Higgins’ has a magic touch when it comes to engaging members, and keeping them interested and active in their union. Her formula mixes a lot of work, purpose and some fun.
For example, PEF Region 12 members participate in the Marcum Workplace Challenge, the largest running event on Long Island, and also get together for a barbecue before a Long Island Ducks baseball game.
“These events provide a platform to get more members involved, informed, and an opportunity to have fun,” Higgins said. “I created a PEF Region 12 Facebook page that lists our activities and reaches friends, and they are able to tell other friends. It’s working. Last year we had 100 members attend the Ducks game, and this year we had 140. It was an opportunity to remind members about the many values associated with union membership.”

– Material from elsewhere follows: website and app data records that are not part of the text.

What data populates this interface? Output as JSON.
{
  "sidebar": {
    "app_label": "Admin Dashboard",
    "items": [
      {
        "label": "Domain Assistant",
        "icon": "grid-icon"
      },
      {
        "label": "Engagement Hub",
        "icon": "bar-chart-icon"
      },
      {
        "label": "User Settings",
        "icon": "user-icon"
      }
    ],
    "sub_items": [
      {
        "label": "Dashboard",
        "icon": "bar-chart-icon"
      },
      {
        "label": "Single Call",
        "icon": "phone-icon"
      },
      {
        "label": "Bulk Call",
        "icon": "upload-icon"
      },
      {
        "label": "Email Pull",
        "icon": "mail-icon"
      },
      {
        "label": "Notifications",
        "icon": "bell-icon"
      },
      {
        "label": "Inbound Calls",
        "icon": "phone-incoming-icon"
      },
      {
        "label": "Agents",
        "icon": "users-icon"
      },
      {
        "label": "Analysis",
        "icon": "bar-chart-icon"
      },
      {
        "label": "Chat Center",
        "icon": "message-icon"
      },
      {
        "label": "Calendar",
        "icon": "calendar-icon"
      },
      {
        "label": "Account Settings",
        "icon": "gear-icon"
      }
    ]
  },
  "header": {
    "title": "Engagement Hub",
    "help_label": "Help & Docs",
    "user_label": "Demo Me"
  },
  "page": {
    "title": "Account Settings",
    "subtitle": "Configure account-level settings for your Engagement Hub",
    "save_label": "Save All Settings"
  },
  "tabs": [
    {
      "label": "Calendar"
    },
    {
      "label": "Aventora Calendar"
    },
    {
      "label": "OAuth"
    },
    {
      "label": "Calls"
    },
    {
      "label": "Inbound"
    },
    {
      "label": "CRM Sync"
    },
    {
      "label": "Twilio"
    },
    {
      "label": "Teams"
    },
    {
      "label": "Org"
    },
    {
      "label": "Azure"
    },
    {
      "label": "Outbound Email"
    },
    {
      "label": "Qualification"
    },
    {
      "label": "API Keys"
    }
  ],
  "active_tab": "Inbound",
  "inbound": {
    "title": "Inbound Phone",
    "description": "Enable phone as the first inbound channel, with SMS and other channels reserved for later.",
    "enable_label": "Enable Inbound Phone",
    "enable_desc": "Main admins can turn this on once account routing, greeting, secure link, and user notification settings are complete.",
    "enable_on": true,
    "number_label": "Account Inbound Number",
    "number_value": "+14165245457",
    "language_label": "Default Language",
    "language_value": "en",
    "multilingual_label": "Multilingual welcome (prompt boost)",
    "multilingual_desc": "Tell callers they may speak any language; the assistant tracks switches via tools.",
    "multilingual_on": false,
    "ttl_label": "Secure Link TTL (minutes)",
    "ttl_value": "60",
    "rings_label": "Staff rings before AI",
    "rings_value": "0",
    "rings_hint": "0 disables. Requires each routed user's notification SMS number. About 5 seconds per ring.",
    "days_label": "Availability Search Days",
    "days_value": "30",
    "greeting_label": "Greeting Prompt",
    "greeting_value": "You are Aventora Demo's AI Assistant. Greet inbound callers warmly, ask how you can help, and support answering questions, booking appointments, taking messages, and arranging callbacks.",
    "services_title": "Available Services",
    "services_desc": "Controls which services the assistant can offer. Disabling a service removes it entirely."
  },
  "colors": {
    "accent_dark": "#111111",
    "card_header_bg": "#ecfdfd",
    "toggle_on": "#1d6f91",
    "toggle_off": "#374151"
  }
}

Higgins also holds an annual leadership conference bringing in people and workshops that address the changing needs of the labor movement, as well as political action meetings.
“Our regional PAC meetings are an excellent way to get younger members involved. Recently, we had two Stony Brook University Hospital nurses who were students attend the meeting. They received the experience of watching us interview an incumbent Assemblywoman and a new contender for a state Senate seat.
“At the PEF Health Care Lobby Day, we motivated two new recruits, both under 30, who were very inspired by the opportunity to talk directly with their legislators.”
Higgins, a neonatal intensive care nurse at Stony Brook, said her goals now are to keep the labor momentum going strong in this post Janus-decision era. -— Deborah A. Miles